Amidst stiff resistance from critics and skeptics that the entity-Eton bore a questionable scar of being a credible financial institution for a country to transact legitimate business with; the nation became swallowed in the pool of rebellious posture as top government officials who had put their time, energy and weight behind the vague negotiation could not allow the Eton loan agreement to die in the process, moreover abandoned on an isolated island; let alone thwarted from seeing the light of day.

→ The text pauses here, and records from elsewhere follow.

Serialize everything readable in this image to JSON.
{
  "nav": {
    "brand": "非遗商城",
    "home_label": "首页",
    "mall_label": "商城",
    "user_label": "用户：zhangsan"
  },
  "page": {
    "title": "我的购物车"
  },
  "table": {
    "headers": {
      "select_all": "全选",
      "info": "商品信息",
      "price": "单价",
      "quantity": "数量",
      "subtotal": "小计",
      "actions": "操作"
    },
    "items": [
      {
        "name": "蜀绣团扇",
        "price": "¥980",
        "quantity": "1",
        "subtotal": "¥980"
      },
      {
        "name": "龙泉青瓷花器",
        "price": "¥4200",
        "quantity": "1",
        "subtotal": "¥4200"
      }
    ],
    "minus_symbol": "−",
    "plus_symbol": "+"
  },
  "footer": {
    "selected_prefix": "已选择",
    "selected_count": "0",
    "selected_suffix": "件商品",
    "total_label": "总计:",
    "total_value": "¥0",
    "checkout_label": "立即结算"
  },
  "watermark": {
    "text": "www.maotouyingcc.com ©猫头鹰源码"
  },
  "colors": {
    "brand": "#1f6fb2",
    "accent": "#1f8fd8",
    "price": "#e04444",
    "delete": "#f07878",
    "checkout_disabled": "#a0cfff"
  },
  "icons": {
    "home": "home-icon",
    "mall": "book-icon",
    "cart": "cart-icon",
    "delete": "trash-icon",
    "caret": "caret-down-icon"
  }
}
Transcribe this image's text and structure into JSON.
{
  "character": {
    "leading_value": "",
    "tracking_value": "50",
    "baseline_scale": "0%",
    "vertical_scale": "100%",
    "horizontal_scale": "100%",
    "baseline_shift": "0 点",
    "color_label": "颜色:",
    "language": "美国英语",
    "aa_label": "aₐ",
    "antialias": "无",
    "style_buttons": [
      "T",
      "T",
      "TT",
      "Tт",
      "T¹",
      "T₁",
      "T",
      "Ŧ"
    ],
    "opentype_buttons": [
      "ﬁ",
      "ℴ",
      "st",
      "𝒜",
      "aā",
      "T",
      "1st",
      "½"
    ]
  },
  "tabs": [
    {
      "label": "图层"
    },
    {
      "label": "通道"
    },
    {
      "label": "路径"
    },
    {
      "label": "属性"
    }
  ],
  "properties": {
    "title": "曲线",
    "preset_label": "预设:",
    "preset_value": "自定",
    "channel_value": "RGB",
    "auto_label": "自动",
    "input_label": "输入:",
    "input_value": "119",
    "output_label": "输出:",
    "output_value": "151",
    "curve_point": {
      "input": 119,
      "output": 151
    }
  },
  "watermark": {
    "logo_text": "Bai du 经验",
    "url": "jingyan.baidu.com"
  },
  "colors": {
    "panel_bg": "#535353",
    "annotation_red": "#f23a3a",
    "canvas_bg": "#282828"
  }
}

The fray over the past months got hotter; debate became over-heated; information about Eton’s financial records, functionality and credibility took center-space; thorough scrutiny was unleashed; findings published with negative and discouraging result revealed; yet government, determined in its quest vehemently pressed on much harder than ever before to include expression such as “what does website have to do with the money most needed that Eton is willing to provide, even if it comes from the belly of the devil it just doesn’t matter, all we need is the money to do our road project”.

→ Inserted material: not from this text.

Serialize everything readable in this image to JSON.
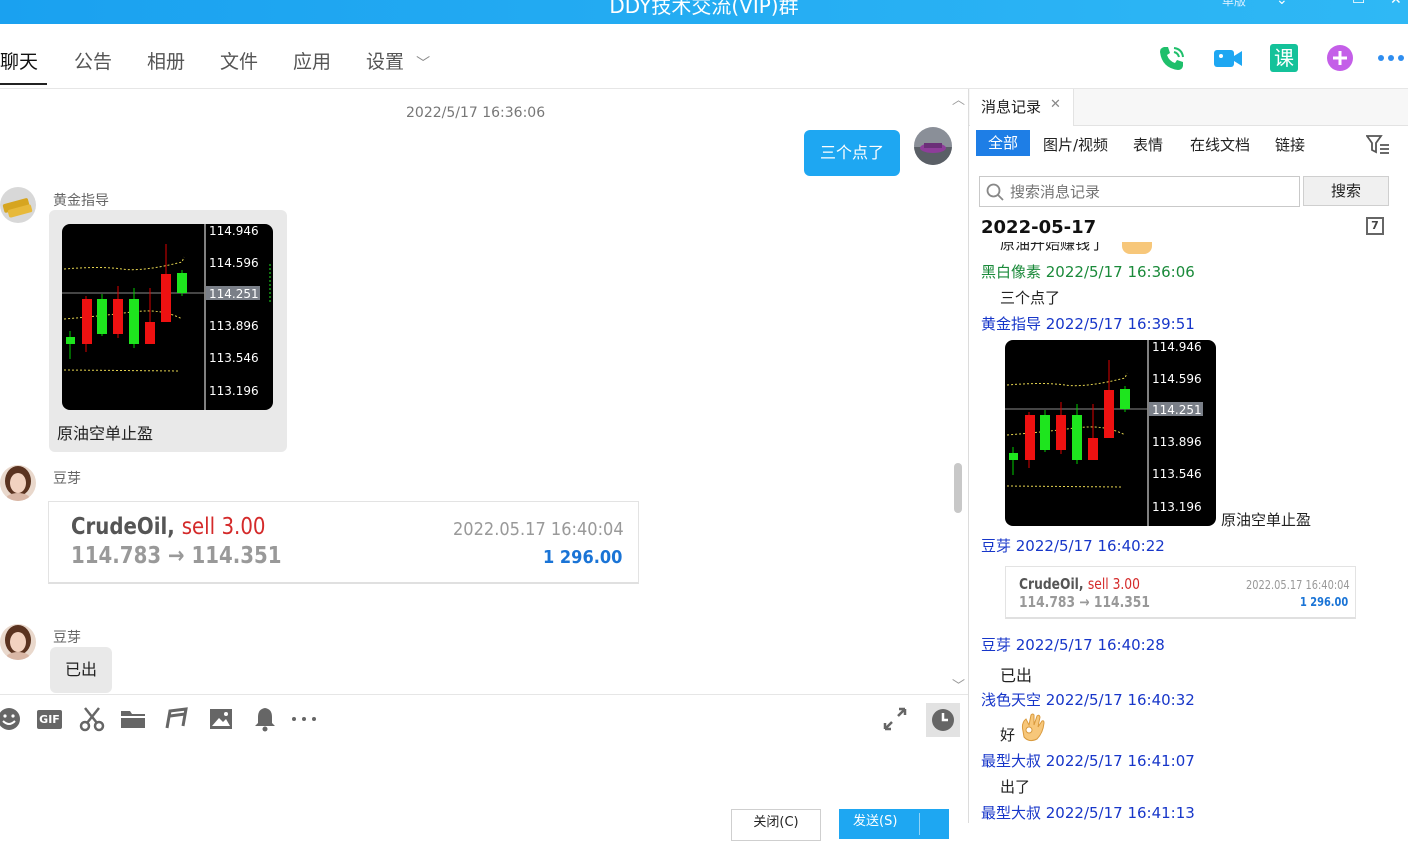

Despite internationally-driven food for thought offered that the Eton’s deal was not financially healthy for the country to venture into; the driving forces behind the loan agreement refused to pause, adopt a sober second thought; rather went ahead and added Ebomaf to the list, thereby opening even wider the Pandora box loaded with more suspicious questions than answers.

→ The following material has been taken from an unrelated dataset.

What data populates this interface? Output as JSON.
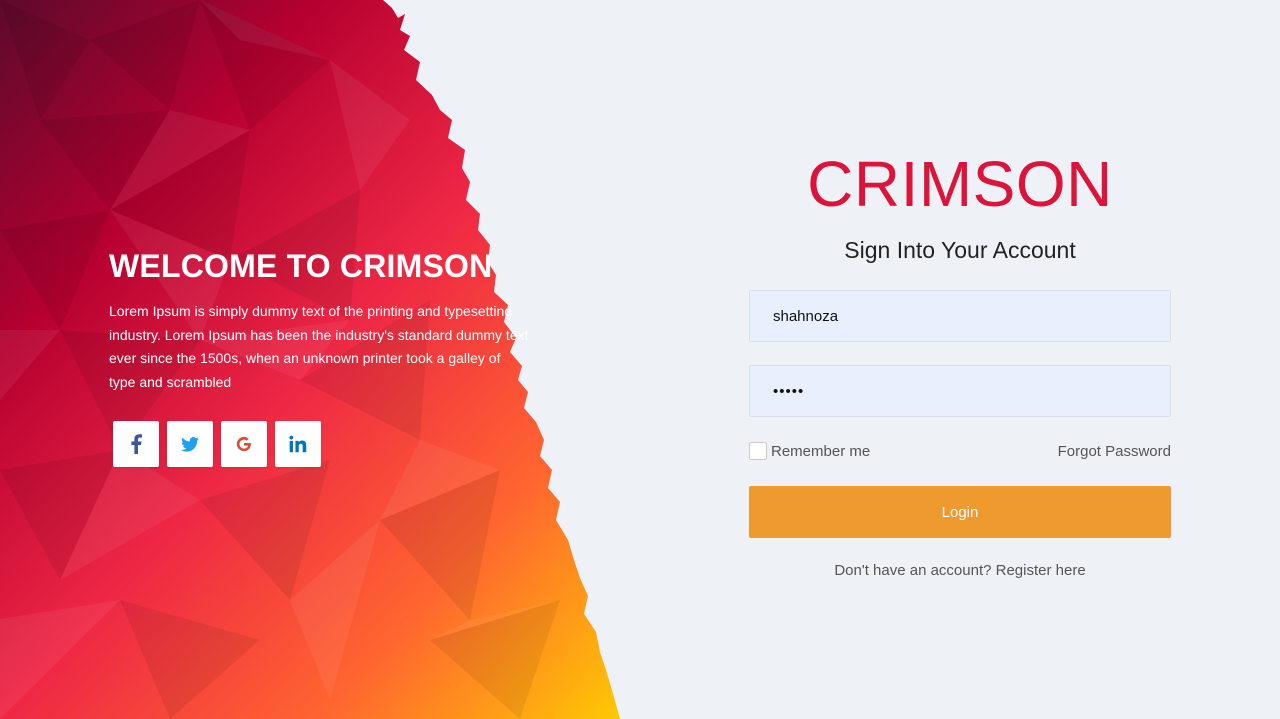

In the final analysis, the two loan agreements from Eton and Ebomaf were accorded a ‘4G’ visa and passed into law by the Legislature and signed by President George M. Weah which became a law. Surely, any looming factor that could thereafter enhance the stalling of such operation also remains glaring as long as the people’s observations and reservations were not considered and by extension listened to.
Since then, the two loan agreements are yet to show their worth, usefulness and juice intended to bankroll the huge coastal highway road network project; and as those who were much more steamed up in defending the two loan agreements don’t seem to have any expectation of commenting any further-a clear indication that indeed, Eton and Ebomaf are now late for their own funeral.
Most often, these things do happen when the leaders are so obsessed with the way and manner in which they alone want things to be done without providing room for extended consultations from other well meaning people with additional clues to such ongoing development; thus rendering the deprived onlookers to keep asking: “what can we say to these things”? Now the two loan agreements have far too passed the status of severe coma and what happened to them next can only be multiplied by zero; for indeed they are late for their own funeral.